Task material:

[Start of section]

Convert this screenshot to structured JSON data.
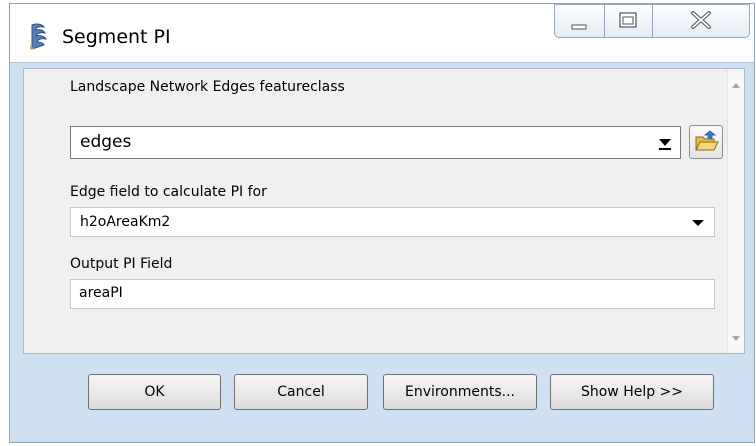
{
  "window": {
    "title": "Segment PI",
    "icons": {
      "app": "script-tool-icon",
      "minimize": "minimize-icon",
      "maximize": "maximize-icon",
      "close": "close-icon"
    }
  },
  "form": {
    "edges_label": "Landscape Network Edges featureclass",
    "edges_value": "edges",
    "edge_field_label": "Edge field to calculate PI for",
    "edge_field_value": "h2oAreaKm2",
    "output_label": "Output PI Field",
    "output_value": "areaPI",
    "browse_icon": "open-folder-icon"
  },
  "buttons": {
    "ok": "OK",
    "cancel": "Cancel",
    "environments": "Environments...",
    "help": "Show Help >>"
  }
}
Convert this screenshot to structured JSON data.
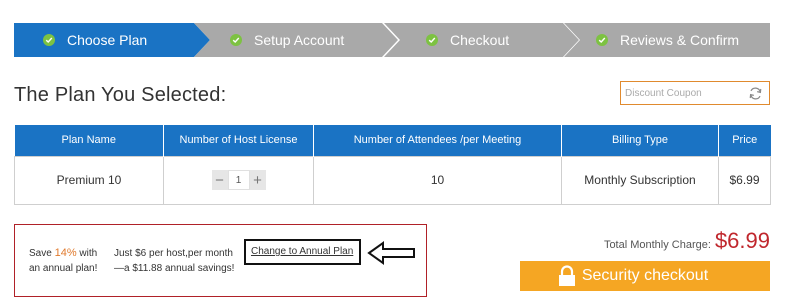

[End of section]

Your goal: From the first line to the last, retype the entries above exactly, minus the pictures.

Solution to the exercise:
Convert this screenshot to structured JSON data.
{
  "window": {
    "title": "Segment PI",
    "icons": {
      "app": "script-tool-icon",
      "minimize": "minimize-icon",
      "maximize": "maximize-icon",
      "close": "close-icon"
    }
  },
  "form": {
    "edges_label": "Landscape Network Edges featureclass",
    "edges_value": "edges",
    "edge_field_label": "Edge field to calculate PI for",
    "edge_field_value": "h2oAreaKm2",
    "output_label": "Output PI Field",
    "output_value": "areaPI",
    "browse_icon": "open-folder-icon"
  },
  "buttons": {
    "ok": "OK",
    "cancel": "Cancel",
    "environments": "Environments...",
    "help": "Show Help >>"
  }
}
Convert this screenshot to structured JSON data.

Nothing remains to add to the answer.